Suppose we have a method that performs some operations but does not return anything. Hence its return type is void. To test such a method, we would explicitly tell Mockito that this method does nothing by using the following method:


It is important to note that there is no option available to stub void methods in the when-then approach. We will illustrate the problem by using an intermediary service that is only responsible for some computations and is not responsible for returning any data. The following snippet demonstrates the usage of the above-mentioned stub method:

An example of a code snippet is shown below:

public void testDataProcessingService() {
    List<String> results = new ArrayList<>();
    List<String> data = dataViewer.getProcessedData();

Stubbing void methods with exceptions

Try-catch blocks are frequently used to ensure we can gracefully handle application or service crashes. Mockito also offers us specific methods to throw exceptions in stubbed method calls for testing purposes. To stub a void method with the exception, use doThrow() method.

The following code snippet demonstrates the usage of the above-mentioned method:

@Test(expected = IllegalArgumentException.class)
public void testServiceThrowsException() {
    doThrow(IllegalArgumentException.class).when(bmiService).calculateBMI(0.0, 0);
    bmiCalculator.calculateBMI(0.0, 0);

Differences Between The Two Approaches

  • The when-then approach is more readable and user-friendly,
  • Also, the when-then offers return type validation hence encouraging type safety,
  • For stubbing void methods, the do-when approach must be used as there is no method support in the when-then.


This blog post covered an introduction to mock objects and stubbing methods. In the later part of the article, various scenarios and examples are discussed using when-then and do-when directives of Mockito to stub method calls.

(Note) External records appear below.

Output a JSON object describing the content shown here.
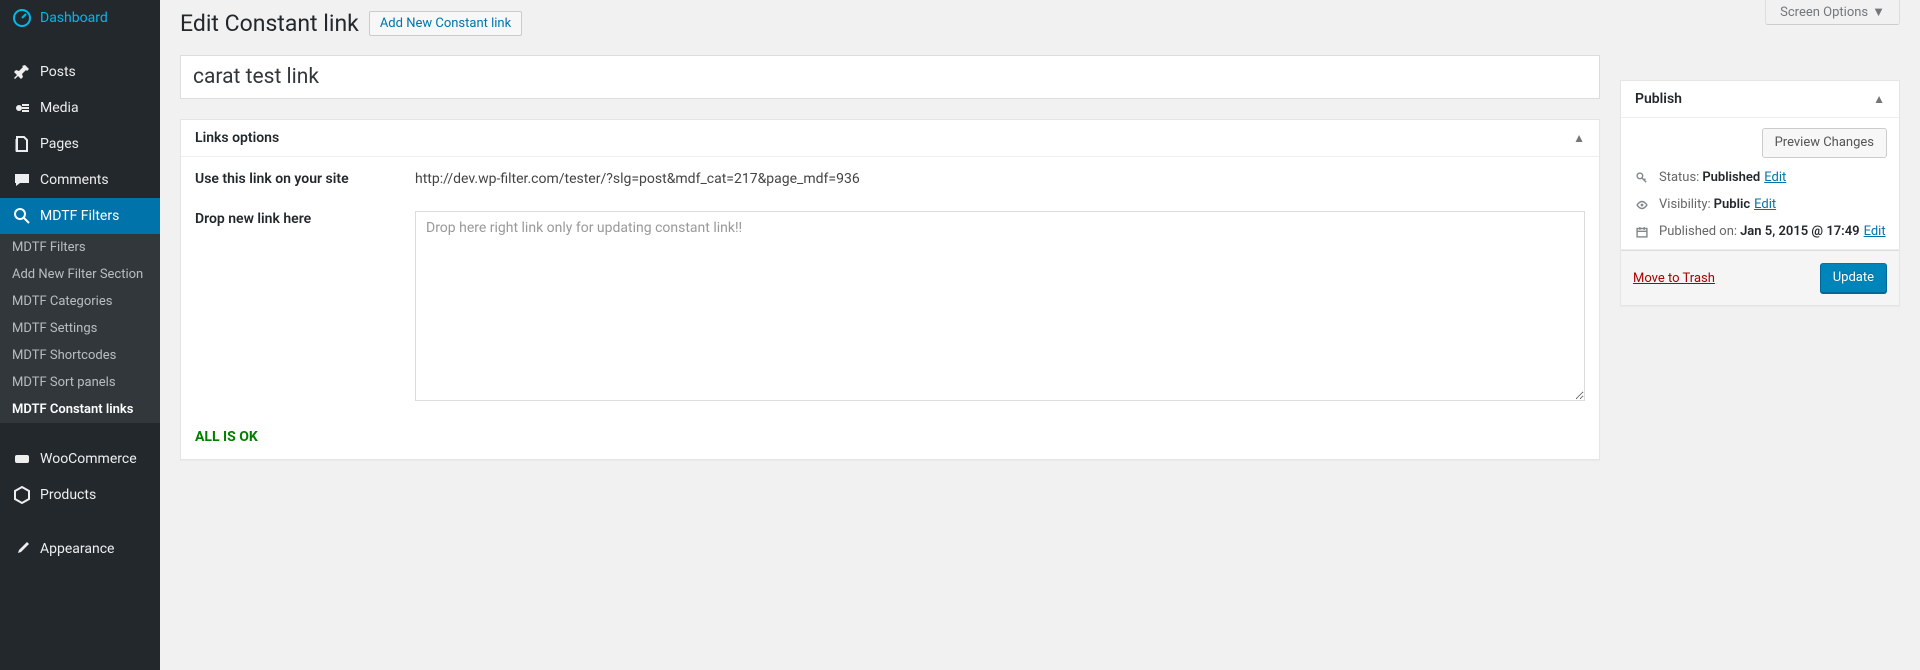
{
  "screen_options_label": "Screen Options",
  "header": {
    "title": "Edit Constant link",
    "add_new_label": "Add New Constant link"
  },
  "title_input_value": "carat test link",
  "links_options": {
    "heading": "Links options",
    "use_link_label": "Use this link on your site",
    "use_link_value": "http://dev.wp-filter.com/tester/?slg=post&mdf_cat=217&page_mdf=936",
    "drop_link_label": "Drop new link here",
    "drop_link_placeholder": "Drop here right link only for updating constant link!!",
    "status_text": "ALL IS OK"
  },
  "publish": {
    "heading": "Publish",
    "preview_label": "Preview Changes",
    "status_label": "Status:",
    "status_value": "Published",
    "visibility_label": "Visibility:",
    "visibility_value": "Public",
    "published_on_label": "Published on:",
    "published_on_value": "Jan 5, 2015 @ 17:49",
    "edit_label": "Edit",
    "trash_label": "Move to Trash",
    "update_label": "Update"
  },
  "sidebar": {
    "items": [
      {
        "label": "Dashboard",
        "icon": "dashboard"
      },
      {
        "label": "Posts",
        "icon": "pin"
      },
      {
        "label": "Media",
        "icon": "media"
      },
      {
        "label": "Pages",
        "icon": "pages"
      },
      {
        "label": "Comments",
        "icon": "comments"
      },
      {
        "label": "MDTF Filters",
        "icon": "search",
        "current": true
      },
      {
        "label": "WooCommerce",
        "icon": "woo"
      },
      {
        "label": "Products",
        "icon": "products"
      },
      {
        "label": "Appearance",
        "icon": "brush"
      }
    ],
    "submenu": [
      {
        "label": "MDTF Filters"
      },
      {
        "label": "Add New Filter Section"
      },
      {
        "label": "MDTF Categories"
      },
      {
        "label": "MDTF Settings"
      },
      {
        "label": "MDTF Shortcodes"
      },
      {
        "label": "MDTF Sort panels"
      },
      {
        "label": "MDTF Constant links",
        "current": true
      }
    ]
  }
}
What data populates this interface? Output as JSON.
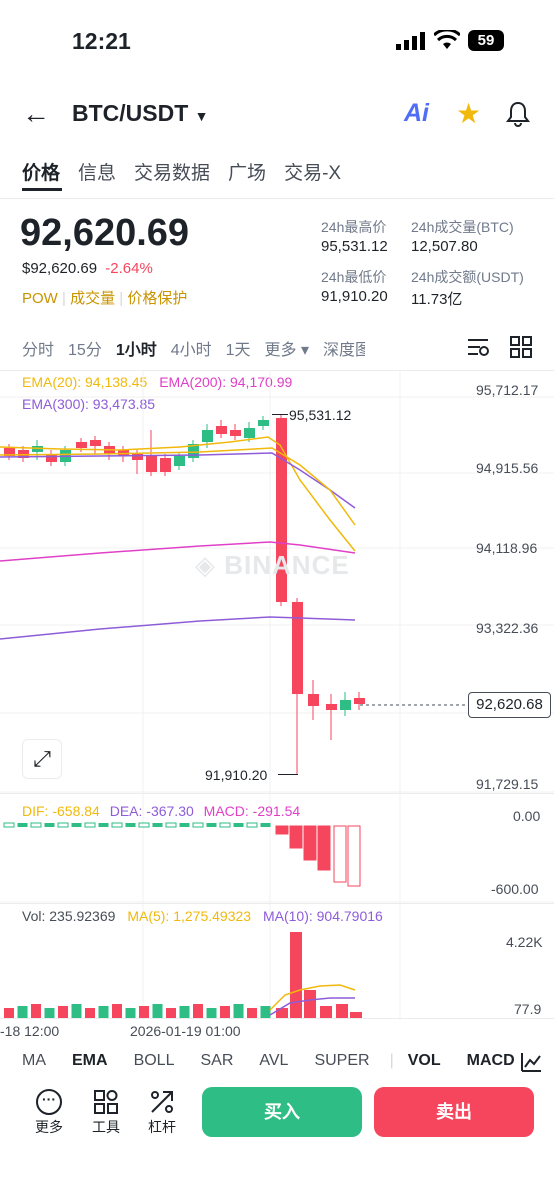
{
  "status_bar": {
    "time": "12:21",
    "battery": "59"
  },
  "header": {
    "pair": "BTC/USDT",
    "ai_label": "Ai"
  },
  "tabs": [
    {
      "label": "价格",
      "active": true
    },
    {
      "label": "信息",
      "active": false
    },
    {
      "label": "交易数据",
      "active": false
    },
    {
      "label": "广场",
      "active": false
    },
    {
      "label": "交易-X",
      "active": false
    }
  ],
  "ticker": {
    "last_price": "92,620.69",
    "usd_price": "$92,620.69",
    "change": "-2.64%",
    "tags": [
      "POW",
      "成交量",
      "价格保护"
    ],
    "high_label": "24h最高价",
    "high_value": "95,531.12",
    "vol_btc_label": "24h成交量(BTC)",
    "vol_btc_value": "12,507.80",
    "low_label": "24h最低价",
    "low_value": "91,910.20",
    "vol_usdt_label": "24h成交额(USDT)",
    "vol_usdt_value": "11.73亿"
  },
  "intervals": [
    {
      "label": "分时",
      "active": false
    },
    {
      "label": "15分",
      "active": false
    },
    {
      "label": "1小时",
      "active": true
    },
    {
      "label": "4小时",
      "active": false
    },
    {
      "label": "1天",
      "active": false
    },
    {
      "label": "更多 ▾",
      "active": false
    },
    {
      "label": "深度图",
      "active": false
    }
  ],
  "main_chart": {
    "ema20": "EMA(20): 94,138.45",
    "ema200": "EMA(200): 94,170.99",
    "ema300": "EMA(300): 93,473.85",
    "y_ticks": [
      "95,712.17",
      "94,915.56",
      "94,118.96",
      "93,322.36",
      "91,729.15"
    ],
    "high_marker": "95,531.12",
    "low_marker": "91,910.20",
    "current_price": "92,620.68",
    "watermark": "BINANCE"
  },
  "macd_chart": {
    "dif": "DIF: -658.84",
    "dea": "DEA: -367.30",
    "macd": "MACD: -291.54",
    "y_ticks": [
      "0.00",
      "-600.00"
    ]
  },
  "vol_chart": {
    "vol": "Vol: 235.92369",
    "ma5": "MA(5): 1,275.49323",
    "ma10": "MA(10): 904.79016",
    "y_ticks": [
      "4.22K",
      "77.9"
    ]
  },
  "x_axis": [
    "-18 12:00",
    "2026-01-19 01:00"
  ],
  "indicators": [
    {
      "label": "MA",
      "active": false
    },
    {
      "label": "EMA",
      "active": true
    },
    {
      "label": "BOLL",
      "active": false
    },
    {
      "label": "SAR",
      "active": false
    },
    {
      "label": "AVL",
      "active": false
    },
    {
      "label": "SUPER",
      "active": false
    },
    {
      "label": "VOL",
      "active": true
    },
    {
      "label": "MACD",
      "active": true
    }
  ],
  "tools": [
    {
      "label": "更多",
      "icon": "more-icon"
    },
    {
      "label": "工具",
      "icon": "tools-icon"
    },
    {
      "label": "杠杆",
      "icon": "leverage-icon"
    }
  ],
  "actions": {
    "buy": "买入",
    "sell": "卖出"
  },
  "colors": {
    "up": "#2ebd85",
    "down": "#f6465d",
    "ema20": "#f0b90b",
    "ema200": "#e040c8",
    "ema300": "#8e5cd9"
  }
}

Discover the power of Mockito in the realm of testing! Explore our in-depth tutorials on the Testing Java Code page, where you’ll learn how to leverage Mockito to create robust test cases, ensuring comprehensive coverage and accurate verification of your Java code.

Happy Learning!